    The electron pair of the \(C-O\) bond can be regarded as having been donated by the hydroxide ion, while the electron pair of the \(C-Br\) bond departs with the leaving bromide ion. The name for this type of reaction is abbreviated \(\text{S}_\text{N}\), \(\text{S}\) for substitution and \(\text{N}\) for nucleophilic.

    Reactions of this type are very useful. They can lead to compounds in which the new bond to carbon in the alkyl group, \(R\) is to chlorine, bromine, iodine, oxygen, sulfur, carbon, nitrogen, or phosphorus, depending on the nature of the nucleophile used.

    Nucleophilic substitutions are especially important for alkyl halides, but they should not be considered to be confined to alkyl halides. Many other alkyl derivatives such as alcohols, ethers, esters, and "onium ions"\(^3\) also can undergo \(\text{S}_\text{N}\) reactions if conditions are appropriate. The scope of \(\text{S}_\text{N}\) reactions is so broad that it is impossible to include all the various alkyl compounds and nucleophiles that react in this manner. Rather we shall approach the subject here through consideration of the mechanisms of \(\text{S}_\text{N}\) reactions, and then develop the scope of the reactions in later chapters.

    The mechanism of an \(\text{S}_\text{N}\) reaction and the reactivity of a given alkyl compound \(RX\) toward a nucleophile \(Y\) depend upon the nature of \(R\), \(X\), and \(Y\), and upon the nature of the solvent. For an \(\text{S}_\text{N}\) reaction to occur at a reasonable rate, it is very important to select a solvent that will dissolve both the alkyl compound and the nucleophilic reagent; considerable assistance may be required from both the solvent and the nucleophile to break what usually is a slightly polar \(C-X\) bond. However, the solvents that best dissolve slightly polar organic compounds seldom will dissolve the common, rather highly polar, nucleophilic agents such as \(NaBr\), \(NaCN\), and \(H_2O\). In practice, relatively polar solvents, or solvent mixtures, such as 2-propanone (acetone), aqueous 2-propanone, ethanol, aqueous 1,4-dioxacyclohexane (dioxane), and so on, provide the best compromise for reactions between alkyl compounds and saltlike nucleophilic reagents. The importance of the solvent in stabilizing ions can be evaluated from the estimated thermochemistry of ionic reactions discussed in Section 8-2.

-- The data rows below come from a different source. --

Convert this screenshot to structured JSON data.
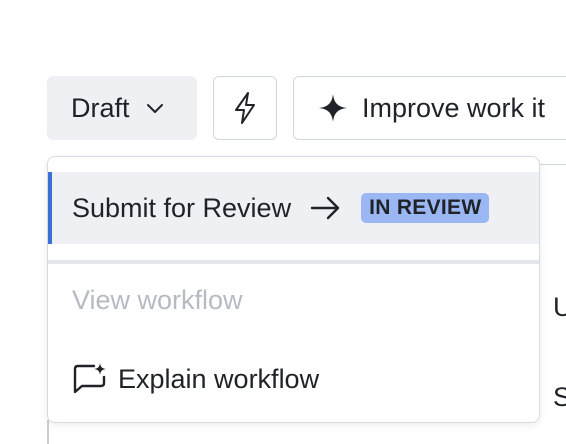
{
  "toolbar": {
    "status_label": "Draft",
    "improve_label": "Improve work it"
  },
  "background_rows": [
    "U",
    "S"
  ],
  "menu": {
    "transition": {
      "label": "Submit for Review",
      "target_status": "IN REVIEW"
    },
    "view_workflow_label": "View workflow",
    "explain_workflow_label": "Explain workflow"
  },
  "colors": {
    "accent": "#3b6fd6",
    "badge_bg": "#9ab7f3",
    "status_button_bg": "#eef0f3",
    "disabled_text": "#b6bbc3"
  },
  "icons": [
    "chevron-down-icon",
    "lightning-icon",
    "sparkle-icon",
    "arrow-right-icon",
    "ai-chat-icon"
  ]
}
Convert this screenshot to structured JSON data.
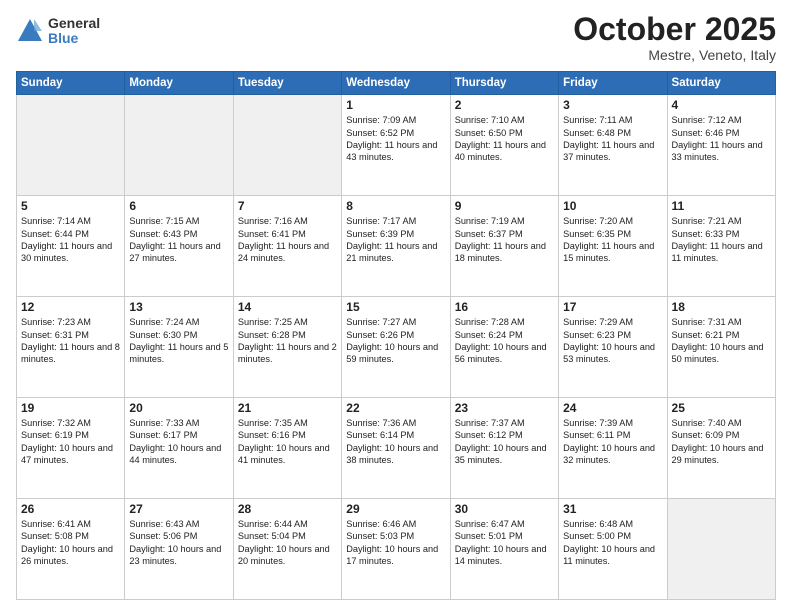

    \(^3\)Examples of -onium cations are

    Top left: R 4 N plus labeled tetralkylammonium. Top middle: R 4 P plus labeled tetralkylphosphonium. Rop right: R 3 O plus labeled trialkylxonoium. Bottom left: R 3 S cation labeled trialkylsulfonium. Bottom middle: R 2 C L plus labeled dialkylchloronium. Bottom right: R bonded to N with a positive charge triple bonded to N with one extra pair of electrons. Labeled diazonium.

    Contributors and Attributions

    John D. Robert and Marjorie C. Caserio (1977) Basic Principles of Organic Chemistry, second edition. W. A. Benjamin, Inc. , Menlo Park, CA. ISBN 0-8053-8329-8. This content is copyrighted under the following conditions, "You are granted permission for individual, educational, research and non-commercial reproduction, distribution, display and performance of this work in any format."

    This page titled 8.4: General Considerations of Substitution Reactions is shared under a CC BY-NC-SA 4.0 license and was authored, remixed, and/or curated by John D. Roberts and Marjorie C. Caserio.